Evidence suggests that cats may be able to use the earth’s geomagnetic fields—possibly in conjunction with scent cues—to locate their homes, though we are unsure of how this occurs.

Cats were put in a very big maze as part of an experiment in 1954 to see if they could find their way out and back home. As it happened, the majority of the cats left the maze in the section nearest to where they lived. However, the cats were unable to perform this function when the researchers put magnets on them, indicating that magnetic geolocation was likely involved.

Regardless of whether they are indoor, outdoor, or stray cats, all cats have a homing instinct. But some cats might have stronger instincts than others and be able to follow the trail home more successfully, much like people have a sense of direction.


How likely is a cat to return home?

Of the 1210 study cats, only 61% were found within one year, with 34% recovered alive by the owner within 7 days. Few cats were found alive after 90 days. There was evidence that physical searching increased the chance of finding the cat alive (p = 0.073), and 75% of cats were found within 500 m of the point of escape.

Do cats find their way back home?

As amazing as it sounds, cats do have a special ability called a homing instinct that helps them find their way back home. Although we don’t know for certain how it works, evidence supports the idea that cats are able to use the earth’s geomagnetic fields—potentially combined with scent cues—to locate their homes.

Can cats come back to their home?

Cats have an exceptional sense of direction thanks to their powerful sense of smell. They can find their way back home because they leave olfactory traces along the way.

How long can a cat go missing and come back?

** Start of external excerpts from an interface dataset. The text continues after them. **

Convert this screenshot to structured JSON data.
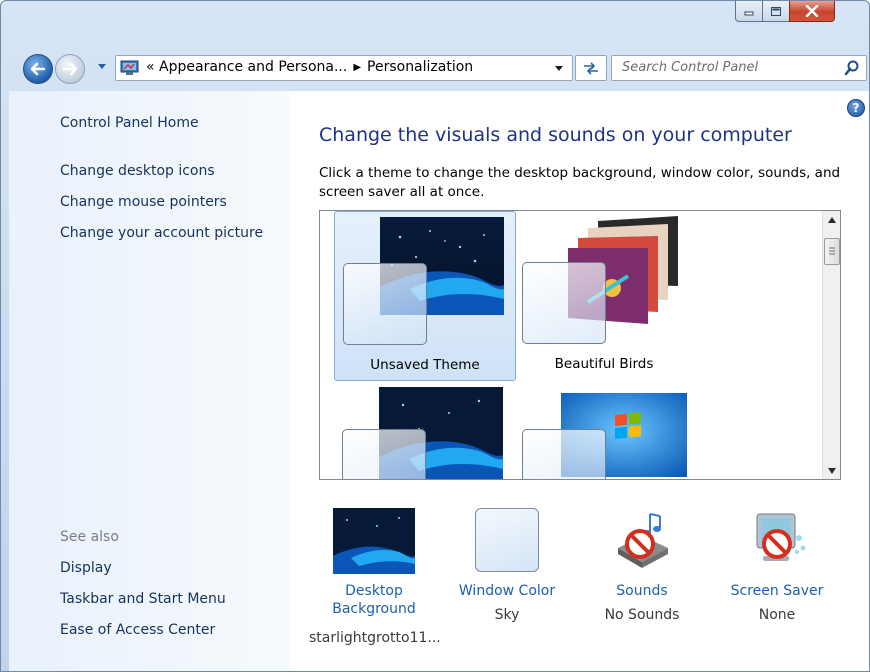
{
  "window": {
    "minimize_label": "minimize",
    "maximize_label": "maximize",
    "close_label": "close"
  },
  "navigation": {
    "address_overflow": "«",
    "breadcrumbs": [
      "Appearance and Persona...",
      "Personalization"
    ],
    "search_placeholder": "Search Control Panel"
  },
  "sidebar": {
    "home": "Control Panel Home",
    "tasks": [
      "Change desktop icons",
      "Change mouse pointers",
      "Change your account picture"
    ],
    "see_also_label": "See also",
    "see_also_links": [
      "Display",
      "Taskbar and Start Menu",
      "Ease of Access Center"
    ]
  },
  "main": {
    "heading": "Change the visuals and sounds on your computer",
    "description": "Click a theme to change the desktop background, window color, sounds, and screen saver all at once.",
    "themes": [
      {
        "label": "Unsaved Theme",
        "selected": true
      },
      {
        "label": "Beautiful Birds",
        "selected": false
      },
      {
        "label": "",
        "selected": false
      },
      {
        "label": "",
        "selected": false
      }
    ],
    "settings": [
      {
        "label": "Desktop Background",
        "value": "starlightgrotto11..."
      },
      {
        "label": "Window Color",
        "value": "Sky"
      },
      {
        "label": "Sounds",
        "value": "No Sounds"
      },
      {
        "label": "Screen Saver",
        "value": "None"
      }
    ]
  },
  "colors": {
    "link": "#1c5fae",
    "heading": "#1e3287",
    "sidebar_link": "#16325c",
    "selection": "#cfe2f7"
  },
  "icons": [
    "back-icon",
    "forward-icon",
    "control-panel-icon",
    "refresh-icon",
    "search-icon",
    "help-icon",
    "no-sound-icon",
    "no-screensaver-icon"
  ]
}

Cats can disappear for days at a time and return with no trouble, looking perfectly healthy. While you might be worried, they’re likely to stroll in and wonder what all the fuss is about. If they haven’t yet returned, give them a few hours before you make a plan of action.